This time, it's legit
Okay, so yesterday's win was a bit tainted. Or, as my Braves-fan boss exclaimed today, "What was that?!" And, if you're boss is displeased, you act with appropriate . . . uh, empathy.
Well, Braves Nation, in the interest of sporting fairness worldwide, yes, I bleed for you . . . but, guess what?---today, no excuses. Or, as the aptly-dubbed Rocket Bill Ladson wrote not even 10 minutes after the conclusion of tonight's game:
The Nationals came back from a 3-0 deficit to defeat the Braves, 5-4, in front of 29,512 fans at Robert F. Kennedy Stadium on Tuesday night. The Nationals have won three consecutive games and now find themselves only 1 ½ games behind the Braves and Marlins in the National League East.

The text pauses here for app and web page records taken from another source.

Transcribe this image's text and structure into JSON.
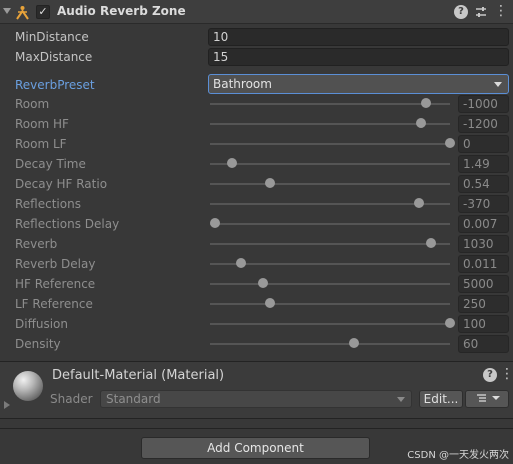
{
  "component": {
    "title": "Audio Reverb Zone",
    "enabled": true,
    "icon": "audio-reverb-zone-icon",
    "header_icons": [
      "help-icon",
      "presets-icon",
      "more-menu-icon"
    ]
  },
  "fields": {
    "min_distance": {
      "label": "MinDistance",
      "value": "10"
    },
    "max_distance": {
      "label": "MaxDistance",
      "value": "15"
    },
    "reverb_preset": {
      "label": "ReverbPreset",
      "value": "Bathroom"
    }
  },
  "sliders": [
    {
      "label": "Room",
      "value": "-1000",
      "fraction": 0.9
    },
    {
      "label": "Room HF",
      "value": "-1200",
      "fraction": 0.88
    },
    {
      "label": "Room LF",
      "value": "0",
      "fraction": 1.0
    },
    {
      "label": "Decay Time",
      "value": "1.49",
      "fraction": 0.09
    },
    {
      "label": "Decay HF Ratio",
      "value": "0.54",
      "fraction": 0.25
    },
    {
      "label": "Reflections",
      "value": "-370",
      "fraction": 0.87
    },
    {
      "label": "Reflections Delay",
      "value": "0.007",
      "fraction": 0.02
    },
    {
      "label": "Reverb",
      "value": "1030",
      "fraction": 0.92
    },
    {
      "label": "Reverb Delay",
      "value": "0.011",
      "fraction": 0.13
    },
    {
      "label": "HF Reference",
      "value": "5000",
      "fraction": 0.22
    },
    {
      "label": "LF Reference",
      "value": "250",
      "fraction": 0.25
    },
    {
      "label": "Diffusion",
      "value": "100",
      "fraction": 1.0
    },
    {
      "label": "Density",
      "value": "60",
      "fraction": 0.6
    }
  ],
  "material": {
    "title": "Default-Material (Material)",
    "shader_label": "Shader",
    "shader_value": "Standard",
    "edit_label": "Edit...",
    "list_icon": "list-icon",
    "header_icons": [
      "help-icon",
      "more-menu-icon"
    ]
  },
  "add_component": {
    "label": "Add Component"
  },
  "watermark": "CSDN @一天发火两次",
  "colors": {
    "accent": "#5b8fd6",
    "label_blue": "#6a9fe0",
    "background": "#383838"
  }
}
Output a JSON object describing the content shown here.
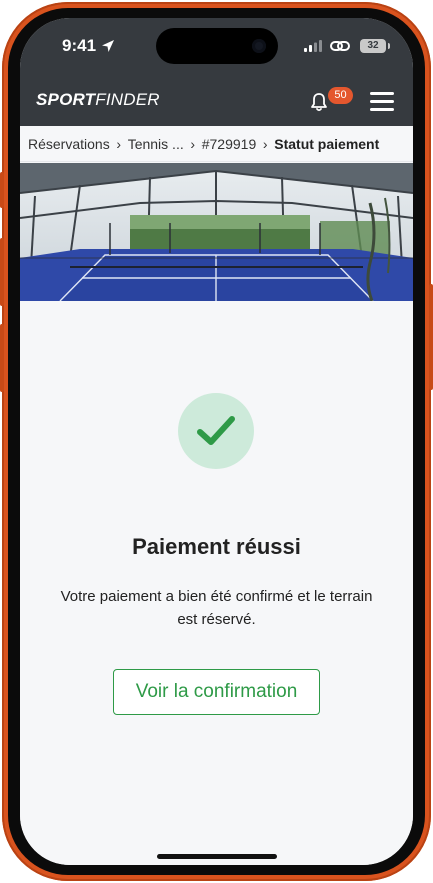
{
  "status_bar": {
    "time": "9:41",
    "battery": "32",
    "icons": [
      "location-arrow-icon",
      "signal-icon",
      "link-icon",
      "battery-icon"
    ]
  },
  "header": {
    "logo_bold": "SPORT",
    "logo_regular": "FINDER",
    "notification_count": "50",
    "icons": [
      "bell-icon",
      "hamburger-menu-icon"
    ]
  },
  "breadcrumb": {
    "items": [
      "Réservations",
      "Tennis ...",
      "#729919"
    ],
    "current": "Statut paiement"
  },
  "hero": {
    "image": "padel-court-photo"
  },
  "main": {
    "status_icon": "checkmark-icon",
    "title": "Paiement réussi",
    "message": "Votre paiement a bien été confirmé et le terrain est réservé.",
    "button_label": "Voir la confirmation"
  },
  "colors": {
    "header_bg": "#363a3f",
    "accent_green": "#2e9a47",
    "success_circle": "#cdeada",
    "badge": "#e4572e",
    "phone_frame": "#d9531e"
  }
}
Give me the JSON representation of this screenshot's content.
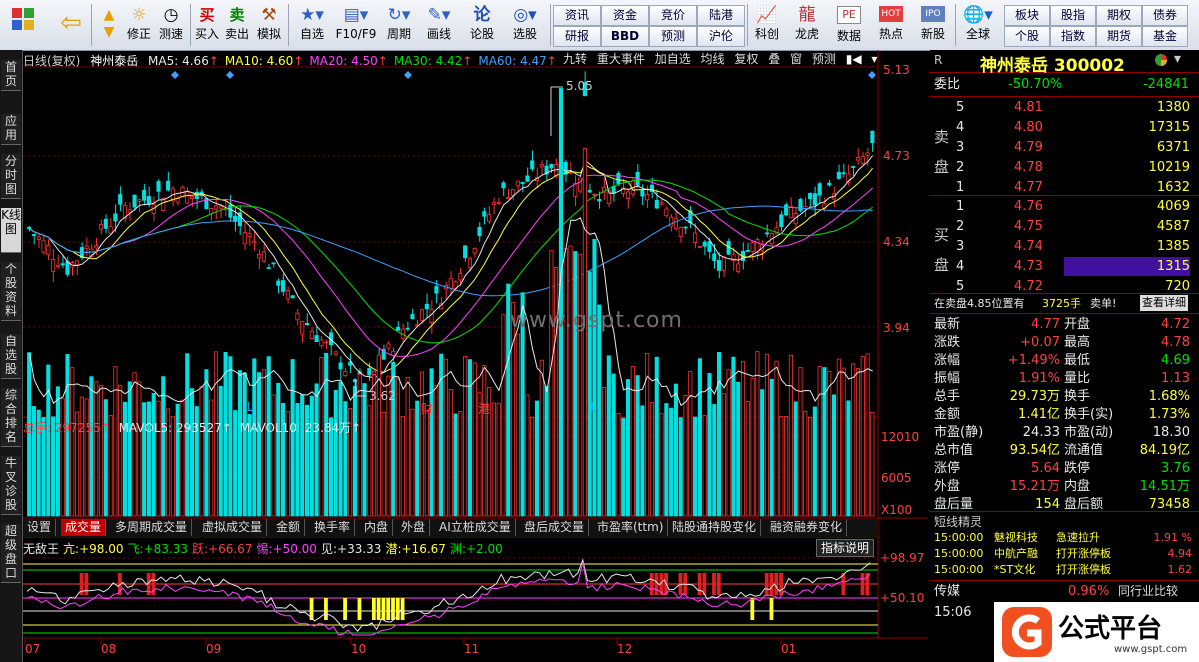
{
  "toolbar": {
    "items": [
      {
        "icon": "home-icon",
        "label": ""
      },
      {
        "icon": "back-arrow-icon",
        "label": ""
      },
      {
        "icon": "up-down-arrows-icon",
        "label": "修正"
      },
      {
        "icon": "sun-icon",
        "label": "修正"
      },
      {
        "icon": "clock-icon",
        "label": "测速"
      },
      {
        "icon": "buy-icon",
        "label": "买入",
        "glyph": "买"
      },
      {
        "icon": "sell-icon",
        "label": "卖出",
        "glyph": "卖"
      },
      {
        "icon": "gavel-icon",
        "label": "模拟"
      },
      {
        "icon": "star-icon",
        "label": "自选"
      },
      {
        "icon": "f10-icon",
        "label": "F10/F9"
      },
      {
        "icon": "cycle-icon",
        "label": "周期"
      },
      {
        "icon": "pencil-icon",
        "label": "画线"
      },
      {
        "icon": "lun-icon",
        "label": "论股",
        "glyph": "论"
      },
      {
        "icon": "target-icon",
        "label": "选股"
      }
    ],
    "grid": [
      [
        "资讯",
        "资金",
        "竞价",
        "陆港"
      ],
      [
        "研报",
        "BBD",
        "预测",
        "沪伦"
      ]
    ],
    "items2": [
      {
        "icon": "chart-icon",
        "label": "科创"
      },
      {
        "icon": "dragon-icon",
        "label": "龙虎"
      },
      {
        "icon": "pe-icon",
        "label": "数据",
        "glyph": "PE"
      },
      {
        "icon": "hot-icon",
        "label": "热点",
        "glyph": "HOT"
      },
      {
        "icon": "ipo-icon",
        "label": "新股",
        "glyph": "IPO"
      },
      {
        "icon": "globe-icon",
        "label": "全球"
      }
    ],
    "grid2": [
      [
        "板块",
        "股指",
        "期权",
        "债券"
      ],
      [
        "个股",
        "指数",
        "期货",
        "基金"
      ]
    ]
  },
  "sidebar": [
    "首页",
    "应用",
    "分时图",
    "K线图",
    "个股资料",
    "自选股",
    "综合排名",
    "牛叉诊股",
    "超级盘口"
  ],
  "kline": {
    "period_label": "日线(复权)",
    "stock_name": "神州泰岳",
    "ma": [
      {
        "name": "MA5",
        "value": "4.66",
        "color": "#e8e8e8"
      },
      {
        "name": "MA10",
        "value": "4.60",
        "color": "#ffff40"
      },
      {
        "name": "MA20",
        "value": "4.50",
        "color": "#ff40ff"
      },
      {
        "name": "MA30",
        "value": "4.42",
        "color": "#00e000"
      },
      {
        "name": "MA60",
        "value": "4.47",
        "color": "#40a0ff"
      }
    ],
    "top_buttons": [
      "九转",
      "重大事件",
      "加自选",
      "均线",
      "复权",
      "叠",
      "窗",
      "预测"
    ],
    "y_ticks": [
      "5.13",
      "4.73",
      "4.34",
      "3.94"
    ],
    "high_label": "5.05",
    "low_label": "3.62",
    "markers": [
      "L",
      "财",
      "港",
      "L"
    ],
    "watermark": "www.gspt.com"
  },
  "volume": {
    "legend": [
      {
        "name": "总手",
        "value": "297255↑",
        "color": "#ff4040"
      },
      {
        "name": "MAVOL5",
        "value": "293527↑",
        "color": "#e8e8e8"
      },
      {
        "name": "MAVOL10",
        "value": "23.84万↑",
        "color": "#e8e8e8"
      }
    ],
    "y_ticks": [
      "12010",
      "6005",
      "X100"
    ]
  },
  "tabs": [
    "设置",
    "成交量",
    "多周期成交量",
    "虚拟成交量",
    "金额",
    "换手率",
    "内盘",
    "外盘",
    "AI立桩成交量",
    "盘后成交量",
    "市盈率(ttm)",
    "陆股通持股变化",
    "融资融券变化"
  ],
  "indicator": {
    "legend": [
      {
        "name": "无敌王",
        "value": "",
        "color": "#e8e8e8"
      },
      {
        "name": "亢",
        "value": "+98.00",
        "color": "#ffff40"
      },
      {
        "name": "飞",
        "value": "+83.33",
        "color": "#00e000"
      },
      {
        "name": "跃",
        "value": "+66.67",
        "color": "#ff4040"
      },
      {
        "name": "惕",
        "value": "+50.00",
        "color": "#ff40ff"
      },
      {
        "name": "见",
        "value": "+33.33",
        "color": "#e8e8e8"
      },
      {
        "name": "潜",
        "value": "+16.67",
        "color": "#ffff40"
      },
      {
        "name": "渊",
        "value": "+2.00",
        "color": "#00e000"
      }
    ],
    "help_button": "指标说明",
    "y_ticks": [
      "+98.97",
      "+50.10"
    ]
  },
  "x_axis": [
    "07",
    "08",
    "09",
    "10",
    "11",
    "12",
    "01"
  ],
  "quote": {
    "header_r": "R",
    "title": "神州泰岳 300002",
    "weibi": {
      "label": "委比",
      "pct": "-50.70%",
      "diff": "-24841"
    },
    "sell": [
      {
        "n": "5",
        "p": "4.81",
        "v": "1380"
      },
      {
        "n": "4",
        "p": "4.80",
        "v": "17315"
      },
      {
        "n": "3",
        "p": "4.79",
        "v": "6371"
      },
      {
        "n": "2",
        "p": "4.78",
        "v": "10219"
      },
      {
        "n": "1",
        "p": "4.77",
        "v": "1632"
      }
    ],
    "sell_label": "卖盘",
    "buy": [
      {
        "n": "1",
        "p": "4.76",
        "v": "4069"
      },
      {
        "n": "2",
        "p": "4.75",
        "v": "4587"
      },
      {
        "n": "3",
        "p": "4.74",
        "v": "1385"
      },
      {
        "n": "4",
        "p": "4.73",
        "v": "1315"
      },
      {
        "n": "5",
        "p": "4.72",
        "v": "720"
      }
    ],
    "buy_label": "买盘",
    "info_line": {
      "text": "在卖盘4.85位置有",
      "amount": "3725手",
      "signal": "卖单!",
      "link": "查看详细"
    },
    "stats": [
      [
        "最新",
        "4.77",
        "开盘",
        "4.72"
      ],
      [
        "涨跌",
        "+0.07",
        "最高",
        "4.78"
      ],
      [
        "涨幅",
        "+1.49%",
        "最低",
        "4.69"
      ],
      [
        "振幅",
        "1.91%",
        "量比",
        "1.13"
      ],
      [
        "总手",
        "29.73万",
        "换手",
        "1.68%"
      ],
      [
        "金额",
        "1.41亿",
        "换手(实)",
        "1.73%"
      ],
      [
        "市盈(静)",
        "24.33",
        "市盈(动)",
        "18.30"
      ],
      [
        "总市值",
        "93.54亿",
        "流通值",
        "84.19亿"
      ],
      [
        "涨停",
        "5.64",
        "跌停",
        "3.76"
      ],
      [
        "外盘",
        "15.21万",
        "内盘",
        "14.51万"
      ],
      [
        "盘后量",
        "154",
        "盘后额",
        "73458"
      ]
    ],
    "short_title": "短线精灵",
    "short_list": [
      {
        "time": "15:00:00",
        "name": "魅视科技",
        "event": "急速拉升",
        "val": "1.91 %"
      },
      {
        "time": "15:00:00",
        "name": "中航产融",
        "event": "打开涨停板",
        "val": "4.94"
      },
      {
        "time": "15:00:00",
        "name": "*ST文化",
        "event": "打开涨停板",
        "val": "1.62"
      }
    ],
    "footer": {
      "name": "传媒",
      "pct": "0.96%",
      "compare": "同行业比较",
      "time": "15:06"
    },
    "logo": {
      "main": "公式平台",
      "url": "www.gspt.com"
    }
  }
}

Not bad, eh? We've also even in the "win column" with the Marlins, not that such a bit of trivia means anything.
In short order, here are my impressions:
---> John Patterson seemed like he was on a leash, but aside from a rough first inning, was rather effective indeed. Just what the Nats' quack doctors ordered, eh?
---> Nick Johnson is a demigod.
---> Thanks for being on your own pitch count, Mike Hampton!
---> Cristian Guzman transcends mere evaluation.
---> C.J. Nitkowski is not only pointless, but is extremely harmful to the health of the club.
---> Chad Cordero got the save (and finished with what Harry Caray used to admiringly call a Randy Myers "flourish") but clearly looked---rather, sounded, of course---tired. Rocket Bill's mini-gamer didn't accurately detail Cordero's tenuous grasp on the lead:
Closer Chad Cordero picked up his 13th save of the season, though he allowed a solo homer to Julio Franco in the ninth to cut the winning margin to one run.
It was more like homer-single-single, before Cordero induced a near double-play ball and then struck out Brayayayan Pena and Scooty Furcal.
All in all, though, a good win; I always feel better when this team is comfortably above break-even.
Yesterday, the Nats defeated a rather intiguing pitching prospect, Kyle Davies, and the estimable Baseball Savant tracked his performance. Well, that description doesn't do David's exhaustive work any kind of justice. Let's just say he broke it down scientifically. I definitely commend this entry to your reading enjoyment and edification.